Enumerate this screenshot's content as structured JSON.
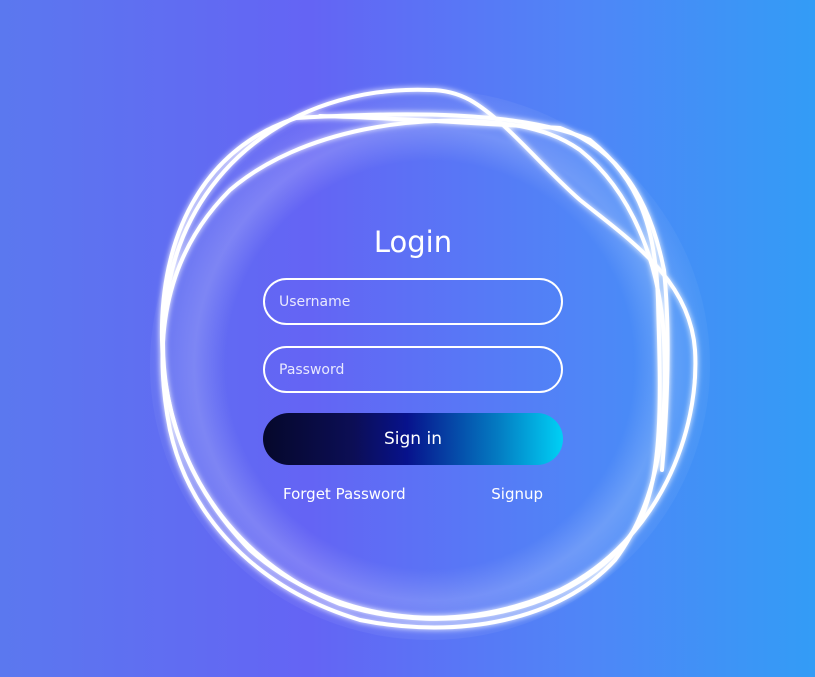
{
  "login": {
    "title": "Login",
    "username_placeholder": "Username",
    "password_placeholder": "Password",
    "signin_label": "Sign in",
    "forget_password_label": "Forget Password",
    "signup_label": "Signup"
  },
  "colors": {
    "background_left": "#5b78ef",
    "background_mid": "#6464f4",
    "background_right": "#339cf6",
    "ring_color": "#ffffff",
    "button_gradient_start": "#05082b",
    "button_gradient_end": "#00d0f5"
  },
  "decor": {
    "ring_icon": "glowing-scribble-rings"
  }
}
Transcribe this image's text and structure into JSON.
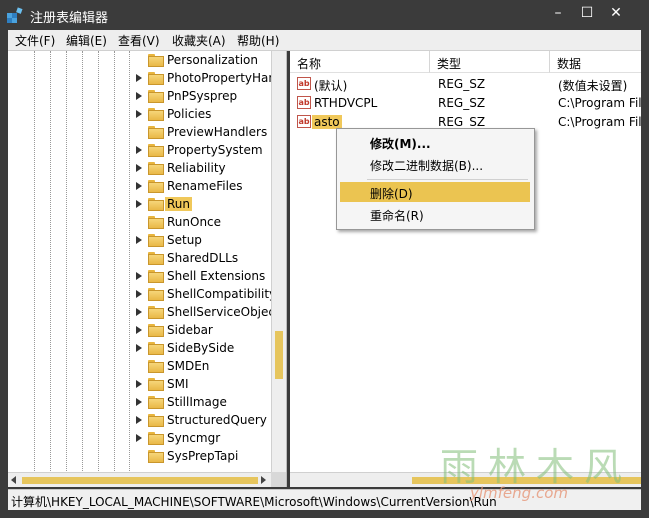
{
  "window": {
    "title": "注册表编辑器",
    "min": "–",
    "max": "☐",
    "close": "✕"
  },
  "menu": [
    "文件(F)",
    "编辑(E)",
    "查看(V)",
    "收藏夹(A)",
    "帮助(H)"
  ],
  "tree": {
    "items": [
      {
        "label": "Personalization",
        "expandable": false
      },
      {
        "label": "PhotoPropertyHan",
        "expandable": true
      },
      {
        "label": "PnPSysprep",
        "expandable": true
      },
      {
        "label": "Policies",
        "expandable": true
      },
      {
        "label": "PreviewHandlers",
        "expandable": false
      },
      {
        "label": "PropertySystem",
        "expandable": true
      },
      {
        "label": "Reliability",
        "expandable": true
      },
      {
        "label": "RenameFiles",
        "expandable": true
      },
      {
        "label": "Run",
        "expandable": true,
        "selected": true
      },
      {
        "label": "RunOnce",
        "expandable": false
      },
      {
        "label": "Setup",
        "expandable": true
      },
      {
        "label": "SharedDLLs",
        "expandable": false
      },
      {
        "label": "Shell Extensions",
        "expandable": true
      },
      {
        "label": "ShellCompatibility",
        "expandable": true
      },
      {
        "label": "ShellServiceObjectI",
        "expandable": true
      },
      {
        "label": "Sidebar",
        "expandable": true
      },
      {
        "label": "SideBySide",
        "expandable": true
      },
      {
        "label": "SMDEn",
        "expandable": false
      },
      {
        "label": "SMI",
        "expandable": true
      },
      {
        "label": "StillImage",
        "expandable": true
      },
      {
        "label": "StructuredQuery",
        "expandable": true
      },
      {
        "label": "Syncmgr",
        "expandable": true
      },
      {
        "label": "SysPrepTapi",
        "expandable": false
      }
    ]
  },
  "list": {
    "headers": {
      "name": "名称",
      "type": "类型",
      "data": "数据"
    },
    "rows": [
      {
        "name": "(默认)",
        "type": "REG_SZ",
        "data": "(数值未设置)"
      },
      {
        "name": "RTHDVCPL",
        "type": "REG_SZ",
        "data": "C:\\Program File"
      },
      {
        "name": "asto",
        "type": "REG_SZ",
        "data": "C:\\Program File",
        "selected": true
      }
    ],
    "icon_text": "ab"
  },
  "context_menu": {
    "modify": "修改(M)...",
    "modify_binary": "修改二进制数据(B)...",
    "delete": "删除(D)",
    "rename": "重命名(R)"
  },
  "status": {
    "path": "计算机\\HKEY_LOCAL_MACHINE\\SOFTWARE\\Microsoft\\Windows\\CurrentVersion\\Run"
  },
  "watermark": {
    "main": "雨林木风",
    "sub": "ylmfeng.com"
  },
  "colors": {
    "selection": "#f0c85a",
    "menu_hover": "#ebc451",
    "frame": "#3b3b3b"
  }
}
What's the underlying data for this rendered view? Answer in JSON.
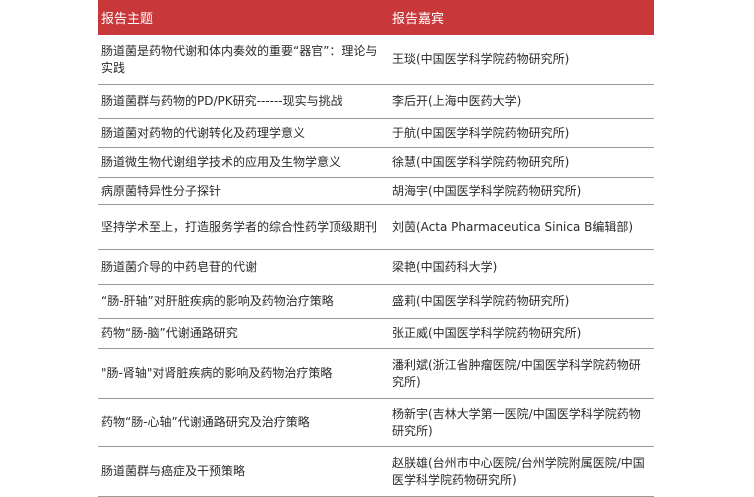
{
  "header": {
    "topic_label": "报告主题",
    "speaker_label": "报告嘉宾"
  },
  "rows": [
    {
      "topic": "肠道菌是药物代谢和体内奏效的重要“器官”：理论与实践",
      "speaker": "王琰(中国医学科学院药物研究所)"
    },
    {
      "topic": "肠道菌群与药物的PD/PK研究------现实与挑战",
      "speaker": "李后开(上海中医药大学)"
    },
    {
      "topic": "肠道菌对药物的代谢转化及药理学意义",
      "speaker": "于航(中国医学科学院药物研究所)"
    },
    {
      "topic": "肠道微生物代谢组学技术的应用及生物学意义",
      "speaker": "徐慧(中国医学科学院药物研究所)"
    },
    {
      "topic": "病原菌特异性分子探针",
      "speaker": "胡海宇(中国医学科学院药物研究所)"
    },
    {
      "topic": "坚持学术至上，打造服务学者的综合性药学顶级期刊",
      "speaker": "刘茵(Acta Pharmaceutica Sinica B编辑部)"
    },
    {
      "topic": "肠道菌介导的中药皂苷的代谢",
      "speaker": "梁艳(中国药科大学)"
    },
    {
      "topic": "“肠-肝轴”对肝脏疾病的影响及药物治疗策略",
      "speaker": "盛莉(中国医学科学院药物研究所)"
    },
    {
      "topic": "药物“肠-脑”代谢通路研究",
      "speaker": "张正威(中国医学科学院药物研究所)"
    },
    {
      "topic": "\"肠-肾轴\"对肾脏疾病的影响及药物治疗策略",
      "speaker": "潘利斌(浙江省肿瘤医院/中国医学科学院药物研究所)"
    },
    {
      "topic": "药物“肠-心轴”代谢通路研究及治疗策略",
      "speaker": "杨新宇(吉林大学第一医院/中国医学科学院药物研究所)"
    },
    {
      "topic": "肠道菌群与癌症及干预策略",
      "speaker": "赵朕雄(台州市中心医院/台州学院附属医院/中国医学科学院药物研究所)"
    }
  ]
}
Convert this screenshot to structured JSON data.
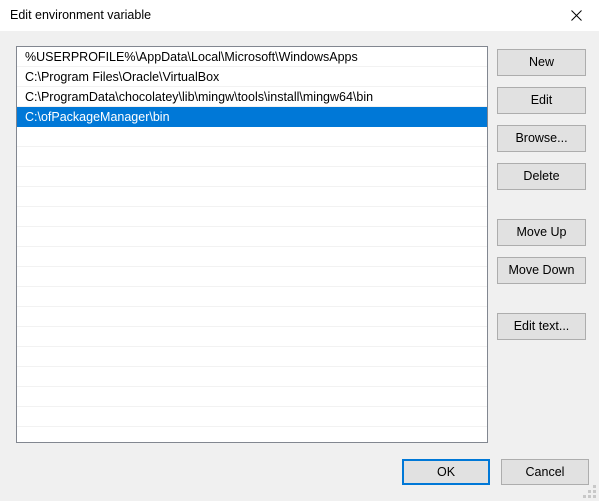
{
  "window": {
    "title": "Edit environment variable",
    "close_icon": "close-icon"
  },
  "list": {
    "entries": [
      "%USERPROFILE%\\AppData\\Local\\Microsoft\\WindowsApps",
      "C:\\Program Files\\Oracle\\VirtualBox",
      "C:\\ProgramData\\chocolatey\\lib\\mingw\\tools\\install\\mingw64\\bin",
      "C:\\ofPackageManager\\bin"
    ],
    "selected_index": 3,
    "empty_row_count": 15
  },
  "side_buttons": {
    "new": "New",
    "edit": "Edit",
    "browse": "Browse...",
    "delete": "Delete",
    "move_up": "Move Up",
    "move_down": "Move Down",
    "edit_text": "Edit text..."
  },
  "bottom_buttons": {
    "ok": "OK",
    "cancel": "Cancel"
  },
  "colors": {
    "selection": "#0078d7",
    "dialog_background": "#f0f0f0",
    "button_face": "#e1e1e1",
    "button_border": "#adadad",
    "listbox_border": "#828790"
  }
}
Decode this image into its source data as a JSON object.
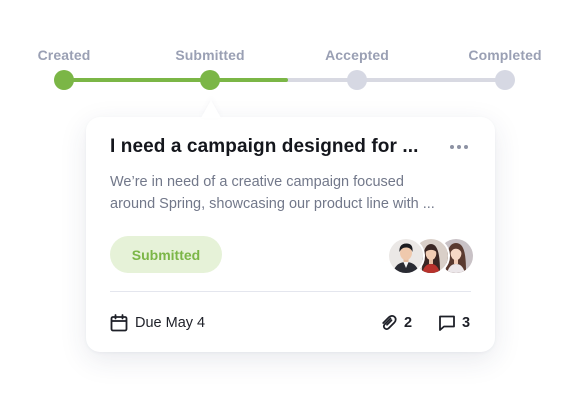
{
  "tracker": {
    "steps": [
      {
        "label": "Created",
        "state": "done"
      },
      {
        "label": "Submitted",
        "state": "current"
      },
      {
        "label": "Accepted",
        "state": "pending"
      },
      {
        "label": "Completed",
        "state": "pending"
      }
    ]
  },
  "card": {
    "title": "I need a campaign designed for ...",
    "description_lines": [
      "We’re in need of a creative campaign focused",
      "around Spring, showcasing our product line with ..."
    ],
    "status": "Submitted",
    "due": "Due May 4",
    "attachments_count": "2",
    "comments_count": "3",
    "more_icon": "ellipsis-icon",
    "due_icon": "calendar-icon",
    "attach_icon": "paperclip-icon",
    "comments_icon": "comment-icon"
  },
  "colors": {
    "accent_green": "#7bb646",
    "badge_bg": "#e6f2d8",
    "track_gray": "#d8d9e2",
    "label_gray": "#9aa0b4"
  }
}
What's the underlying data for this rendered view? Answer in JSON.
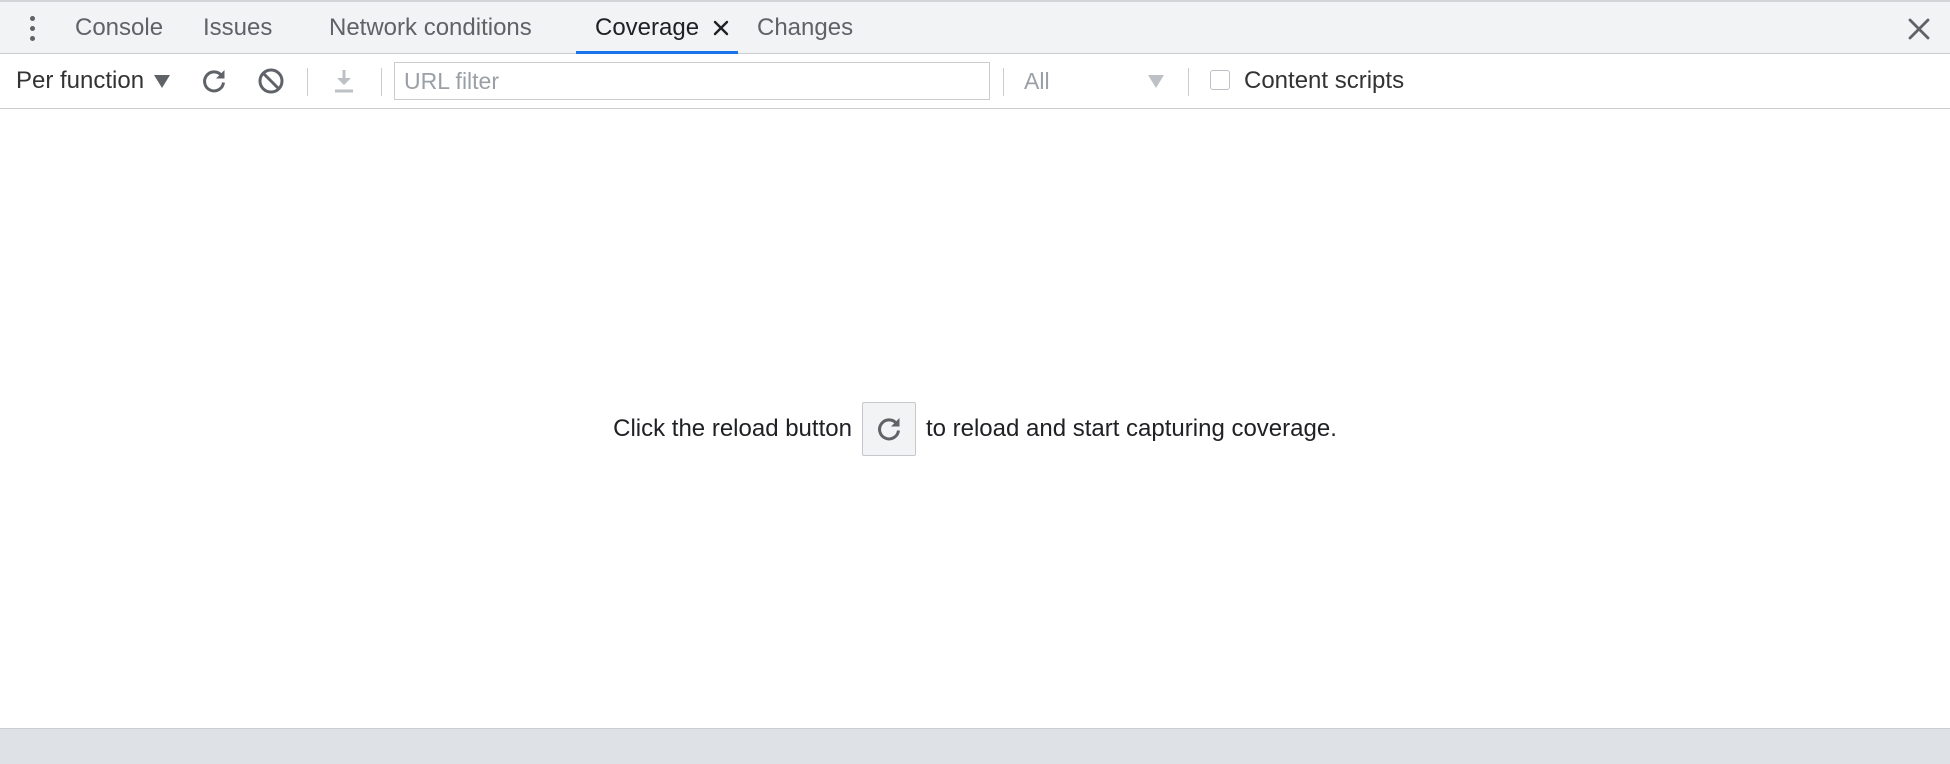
{
  "tabs": [
    {
      "label": "Console"
    },
    {
      "label": "Issues"
    },
    {
      "label": "Network conditions"
    },
    {
      "label": "Coverage",
      "selected": true,
      "closable": true
    },
    {
      "label": "Changes"
    }
  ],
  "toolbar": {
    "granularity": "Per function",
    "url_filter_placeholder": "URL filter",
    "type_filter": "All",
    "content_scripts_label": "Content scripts",
    "content_scripts_checked": false
  },
  "empty_state": {
    "before": "Click the reload button",
    "after": "to reload and start capturing coverage."
  },
  "colors": {
    "accent": "#1a73e8",
    "icon": "#5f6368",
    "tabbar_bg": "#f1f3f4"
  },
  "icons": [
    "more-vert-icon",
    "close-tab-icon",
    "close-drawer-icon",
    "reload-icon",
    "clear-icon",
    "download-icon",
    "chevron-down-icon"
  ]
}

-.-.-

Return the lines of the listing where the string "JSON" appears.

Enumerate this screenshot's content as structured JSON.
Transcribe this image's text and structure into JSON.
What's the underlying data for this rendered view? Answer in JSON.
Convert this screenshot to structured JSON data.
Decode this image into its source data as a JSON object.
What's the underlying data for this rendered view? Answer in JSON.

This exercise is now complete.